Gamma, (x :_~ alpha)  e : tau1 > C1 Gamma, (x :_~ alpha)  b : tau2 > C2

Gamma  let x = e in b : tau2 > C1 /\ C2 /\ alpha ~ tau1
With this change, our initial example leads to an error (f cannot be applied to both Bool and Int
), from which one can recover by adding an extra annotation. This is a better situation, though, that getting stuck in the middle of the solving process.
Summary: a PDF with the entire set of rules is available as an attachment. onlygen.pdf
Implementation note: the type of local environments, TcLclEnv
in compiler/typecheck/TcExpr.hs
, needs to be upgraded to take into account whether a variable is tagged as generating ~
. Maybe just change type TcTypeEnv = NameEnv (TcTyThing, Bool)
?
Implementation note: constraint generation appears in GHC source code as tcExpr
in compiler/typecheck/TcExpr.hs
.
Adding propagation
Still, this is not enough! Suppose you write the following code:
f :: (forall a. a > a) > (Int, Bool)
f x = (x 1, x True)
g = f (\x > x)
None of them will work! The problem is that, in the first case, we do not use the information in the signature when generating constraints for the function. Thus, x
will be added to the environment with the ~
tag, effectively forbidding to be applied to both Int
s and Bool
s.
In the second case the solver does not know that it should generalize at the point of the \x > x
expression. Thus, we will come to a point where we have tau > tau ~ forall a. a > a
, which leads to an error, since quantified and not quantified types cannot be equated.
However, we expect both cases to work. After all, the information is there, we only have to make it flow to the right place. This is exactly the goal of adding propagation to the constraint generation phase. Lucikly, GHC already does some propagation now, as reflected in the type of the function tcExpr
. The main change is that, whereas the current implementation pushes down and infers shapes of functions, the new one is simpler, and only pushes information down. A PDF with the rules is available as an attachment. onlyprop.pdf
The most surprising rule is the one named [AppFun], which applies when we have a block of known expressions f1 ... fm

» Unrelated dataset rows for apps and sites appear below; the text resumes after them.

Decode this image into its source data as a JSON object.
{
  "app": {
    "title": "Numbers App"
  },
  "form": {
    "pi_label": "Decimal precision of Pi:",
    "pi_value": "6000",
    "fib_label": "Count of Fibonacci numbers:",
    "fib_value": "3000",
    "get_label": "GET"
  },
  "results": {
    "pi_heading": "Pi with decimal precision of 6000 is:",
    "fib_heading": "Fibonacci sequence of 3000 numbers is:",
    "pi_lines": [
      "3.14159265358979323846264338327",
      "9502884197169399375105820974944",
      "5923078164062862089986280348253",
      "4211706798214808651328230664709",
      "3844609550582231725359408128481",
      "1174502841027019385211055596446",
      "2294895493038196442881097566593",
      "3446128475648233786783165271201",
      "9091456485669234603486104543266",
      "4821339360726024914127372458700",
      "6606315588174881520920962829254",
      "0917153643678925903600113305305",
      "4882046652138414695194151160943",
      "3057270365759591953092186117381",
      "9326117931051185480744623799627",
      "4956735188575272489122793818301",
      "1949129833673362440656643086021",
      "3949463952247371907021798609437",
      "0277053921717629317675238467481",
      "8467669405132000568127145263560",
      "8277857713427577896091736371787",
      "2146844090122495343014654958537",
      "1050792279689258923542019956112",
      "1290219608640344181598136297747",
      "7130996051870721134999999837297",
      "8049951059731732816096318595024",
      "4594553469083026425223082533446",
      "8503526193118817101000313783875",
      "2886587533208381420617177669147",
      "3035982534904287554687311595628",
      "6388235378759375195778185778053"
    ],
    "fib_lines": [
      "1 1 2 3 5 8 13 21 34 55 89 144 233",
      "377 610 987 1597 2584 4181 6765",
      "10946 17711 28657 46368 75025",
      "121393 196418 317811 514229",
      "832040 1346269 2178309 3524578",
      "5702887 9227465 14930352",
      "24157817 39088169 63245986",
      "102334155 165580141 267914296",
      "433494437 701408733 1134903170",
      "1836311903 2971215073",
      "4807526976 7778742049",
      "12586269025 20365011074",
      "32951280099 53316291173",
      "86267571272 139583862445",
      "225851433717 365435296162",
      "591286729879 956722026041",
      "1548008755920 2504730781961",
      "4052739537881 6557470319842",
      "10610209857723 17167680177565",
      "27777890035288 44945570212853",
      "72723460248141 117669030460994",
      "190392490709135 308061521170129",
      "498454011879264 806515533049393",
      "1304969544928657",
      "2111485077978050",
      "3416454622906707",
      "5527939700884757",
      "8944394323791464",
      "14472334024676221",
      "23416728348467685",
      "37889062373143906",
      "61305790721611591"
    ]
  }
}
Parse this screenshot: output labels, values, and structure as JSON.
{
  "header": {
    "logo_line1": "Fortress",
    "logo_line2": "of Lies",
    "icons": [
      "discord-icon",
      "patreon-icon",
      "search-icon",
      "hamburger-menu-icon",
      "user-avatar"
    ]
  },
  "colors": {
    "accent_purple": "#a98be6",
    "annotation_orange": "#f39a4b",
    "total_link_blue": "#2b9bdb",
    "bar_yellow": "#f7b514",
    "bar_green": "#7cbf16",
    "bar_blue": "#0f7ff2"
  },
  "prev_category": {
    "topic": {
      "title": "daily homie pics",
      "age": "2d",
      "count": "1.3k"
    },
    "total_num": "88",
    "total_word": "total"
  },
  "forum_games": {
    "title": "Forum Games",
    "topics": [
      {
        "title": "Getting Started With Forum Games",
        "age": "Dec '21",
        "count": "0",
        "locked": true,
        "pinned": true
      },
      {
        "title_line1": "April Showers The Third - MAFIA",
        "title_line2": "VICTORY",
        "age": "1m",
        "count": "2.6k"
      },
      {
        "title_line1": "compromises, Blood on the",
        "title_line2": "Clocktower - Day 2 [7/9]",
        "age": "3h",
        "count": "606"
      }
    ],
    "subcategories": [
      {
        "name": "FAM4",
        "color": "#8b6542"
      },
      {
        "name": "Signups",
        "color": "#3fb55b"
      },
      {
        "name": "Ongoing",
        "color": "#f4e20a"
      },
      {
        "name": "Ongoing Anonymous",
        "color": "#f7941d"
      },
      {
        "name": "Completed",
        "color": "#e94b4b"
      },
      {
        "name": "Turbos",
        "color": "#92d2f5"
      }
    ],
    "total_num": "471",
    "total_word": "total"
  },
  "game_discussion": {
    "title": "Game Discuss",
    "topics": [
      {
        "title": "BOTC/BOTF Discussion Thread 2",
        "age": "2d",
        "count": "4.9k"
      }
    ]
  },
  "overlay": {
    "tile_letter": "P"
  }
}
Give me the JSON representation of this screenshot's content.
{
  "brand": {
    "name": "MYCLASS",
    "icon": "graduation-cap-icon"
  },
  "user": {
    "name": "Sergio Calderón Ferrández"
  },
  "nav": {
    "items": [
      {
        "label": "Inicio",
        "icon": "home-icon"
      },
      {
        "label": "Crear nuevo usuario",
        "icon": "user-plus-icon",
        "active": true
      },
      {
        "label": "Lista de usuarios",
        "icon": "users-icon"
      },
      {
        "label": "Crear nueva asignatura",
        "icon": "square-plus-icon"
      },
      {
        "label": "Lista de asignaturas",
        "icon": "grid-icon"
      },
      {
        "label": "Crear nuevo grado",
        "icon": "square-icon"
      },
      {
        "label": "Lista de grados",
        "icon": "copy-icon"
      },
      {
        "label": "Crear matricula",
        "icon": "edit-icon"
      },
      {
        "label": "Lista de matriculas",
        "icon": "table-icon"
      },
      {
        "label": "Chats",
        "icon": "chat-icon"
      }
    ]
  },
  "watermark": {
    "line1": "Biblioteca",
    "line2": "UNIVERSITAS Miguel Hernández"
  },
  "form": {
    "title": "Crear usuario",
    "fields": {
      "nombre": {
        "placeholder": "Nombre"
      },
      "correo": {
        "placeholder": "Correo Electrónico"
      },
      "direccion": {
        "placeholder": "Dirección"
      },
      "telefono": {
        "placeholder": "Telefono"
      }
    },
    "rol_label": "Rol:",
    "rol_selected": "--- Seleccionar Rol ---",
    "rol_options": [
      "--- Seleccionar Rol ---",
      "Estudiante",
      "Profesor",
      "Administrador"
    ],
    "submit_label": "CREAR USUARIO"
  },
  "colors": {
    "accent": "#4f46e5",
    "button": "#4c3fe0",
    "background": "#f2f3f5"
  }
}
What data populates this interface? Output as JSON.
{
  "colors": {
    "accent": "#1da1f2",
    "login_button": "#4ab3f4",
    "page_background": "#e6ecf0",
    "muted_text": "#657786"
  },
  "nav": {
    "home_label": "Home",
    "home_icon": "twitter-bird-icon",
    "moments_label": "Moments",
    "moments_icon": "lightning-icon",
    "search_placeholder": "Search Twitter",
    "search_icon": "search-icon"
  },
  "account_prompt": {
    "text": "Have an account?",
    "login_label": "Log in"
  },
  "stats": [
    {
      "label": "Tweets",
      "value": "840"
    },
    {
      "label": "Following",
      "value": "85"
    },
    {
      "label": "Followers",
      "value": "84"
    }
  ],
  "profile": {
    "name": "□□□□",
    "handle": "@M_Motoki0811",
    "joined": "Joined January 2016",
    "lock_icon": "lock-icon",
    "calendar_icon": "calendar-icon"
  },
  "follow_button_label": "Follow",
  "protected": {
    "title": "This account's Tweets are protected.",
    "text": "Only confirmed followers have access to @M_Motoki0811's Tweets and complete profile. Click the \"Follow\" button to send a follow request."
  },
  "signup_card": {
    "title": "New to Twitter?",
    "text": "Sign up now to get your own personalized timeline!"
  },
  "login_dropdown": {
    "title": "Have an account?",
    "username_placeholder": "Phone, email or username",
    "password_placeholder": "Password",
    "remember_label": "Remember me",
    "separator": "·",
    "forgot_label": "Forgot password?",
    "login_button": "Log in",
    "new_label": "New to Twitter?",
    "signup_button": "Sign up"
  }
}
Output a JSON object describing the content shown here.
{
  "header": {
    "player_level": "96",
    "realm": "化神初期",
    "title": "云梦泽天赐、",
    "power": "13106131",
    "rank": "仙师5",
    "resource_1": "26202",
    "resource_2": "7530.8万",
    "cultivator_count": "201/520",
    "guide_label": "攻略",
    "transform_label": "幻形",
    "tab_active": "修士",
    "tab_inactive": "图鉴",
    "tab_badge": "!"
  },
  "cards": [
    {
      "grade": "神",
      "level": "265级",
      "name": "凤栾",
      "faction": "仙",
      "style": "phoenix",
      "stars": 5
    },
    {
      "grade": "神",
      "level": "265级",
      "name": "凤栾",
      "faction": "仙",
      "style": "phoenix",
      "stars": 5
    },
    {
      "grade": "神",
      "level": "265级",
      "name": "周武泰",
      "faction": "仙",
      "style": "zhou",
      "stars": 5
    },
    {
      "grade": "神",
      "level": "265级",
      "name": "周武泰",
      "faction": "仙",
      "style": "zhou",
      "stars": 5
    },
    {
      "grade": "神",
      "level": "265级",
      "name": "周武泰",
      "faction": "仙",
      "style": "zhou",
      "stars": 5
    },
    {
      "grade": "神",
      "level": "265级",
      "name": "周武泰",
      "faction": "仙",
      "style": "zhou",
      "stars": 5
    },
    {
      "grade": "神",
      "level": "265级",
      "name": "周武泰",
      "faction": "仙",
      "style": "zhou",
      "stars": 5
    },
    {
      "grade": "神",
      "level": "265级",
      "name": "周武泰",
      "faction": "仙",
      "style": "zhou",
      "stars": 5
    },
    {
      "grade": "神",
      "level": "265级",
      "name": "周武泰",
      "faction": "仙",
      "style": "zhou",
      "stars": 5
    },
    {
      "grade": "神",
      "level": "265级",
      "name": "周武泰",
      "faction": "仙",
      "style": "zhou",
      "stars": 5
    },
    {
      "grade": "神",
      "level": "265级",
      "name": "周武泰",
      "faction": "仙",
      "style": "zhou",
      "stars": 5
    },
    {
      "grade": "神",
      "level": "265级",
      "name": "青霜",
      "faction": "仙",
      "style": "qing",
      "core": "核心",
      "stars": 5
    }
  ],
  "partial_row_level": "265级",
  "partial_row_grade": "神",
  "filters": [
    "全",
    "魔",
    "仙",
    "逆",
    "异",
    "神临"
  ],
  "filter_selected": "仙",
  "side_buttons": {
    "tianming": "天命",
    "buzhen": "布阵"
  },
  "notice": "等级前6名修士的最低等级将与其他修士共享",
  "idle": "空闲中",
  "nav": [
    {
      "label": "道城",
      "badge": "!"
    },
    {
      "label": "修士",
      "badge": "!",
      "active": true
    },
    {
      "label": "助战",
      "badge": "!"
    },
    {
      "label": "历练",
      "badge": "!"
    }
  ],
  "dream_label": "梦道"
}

whose type can be recovered from the environment followed by some other freelyshaped expressions. For example, the case of f (\x > x)
above, where f
is in the environment of g
. In that case, we compute the type that the first block ought to have, and propagate it to the rest of arguments.
The reason for including a block of fi
s is to cover cases such as runST $ do ...
, or more clearly ($) runST (do ...)
, where some combinators are used between functions. Should the rule [AppFun] only include the case f e1 ... fm
, the common runST $ do ...
could not be typed without an annotation.
Type classes and families
There are some unwanted interactions between type classes and families and the InstanceOf
constraint. For example, if we want to type [] == []
, we obtain as canonical constraints:
Eq a /\ InstanceOf (forall b. [b]) a
At this point we are stuck. We need to instantiate b
before Eq
can scrutinize its argument to check whether an instance is available. One possibility is to instantiate by default every type linked to a variable appearing in a type class or type family.
That solution poses its own problems. Consider the following type family:
type family F a b
type instance F [a] b = b > b
Using the rule of always instantiating, the result of gamma ~ F [Int] b, InstanceOf (forall a. a > a) b
is gamma ~ (delta > delta) > (delta > delta)
. We have lost polymorphism in a way which was not expected. What we hoped is to get gamma ~ (forall a. a > a) > (forall a. a > a)
.
Thus, we need to have a way to instantiate variables appearing in type classes and families, but only as necessary. We do this by temporarily instantiating variables when checking for axiom application, and returning extra constraints which make this instantiation possible if the match is successful. For example, in the previous case we want to apply the axiom forall e. Eq e => Eq [e]
, and thus we need to instantiate a
. We return as residual constraints Eq e /\ Eq a ~ Eq [e]
, and the solver takes care of the rest, that is, InstanceOf (forall b. [b]) [e]
.
Implementation note: the changes need to be done in the lookupInstEnv'
function in compiler/types/InstEnv.hs
. The solver needs to be changed at compiler/typecheck/TcInteract.hs
to use the new information.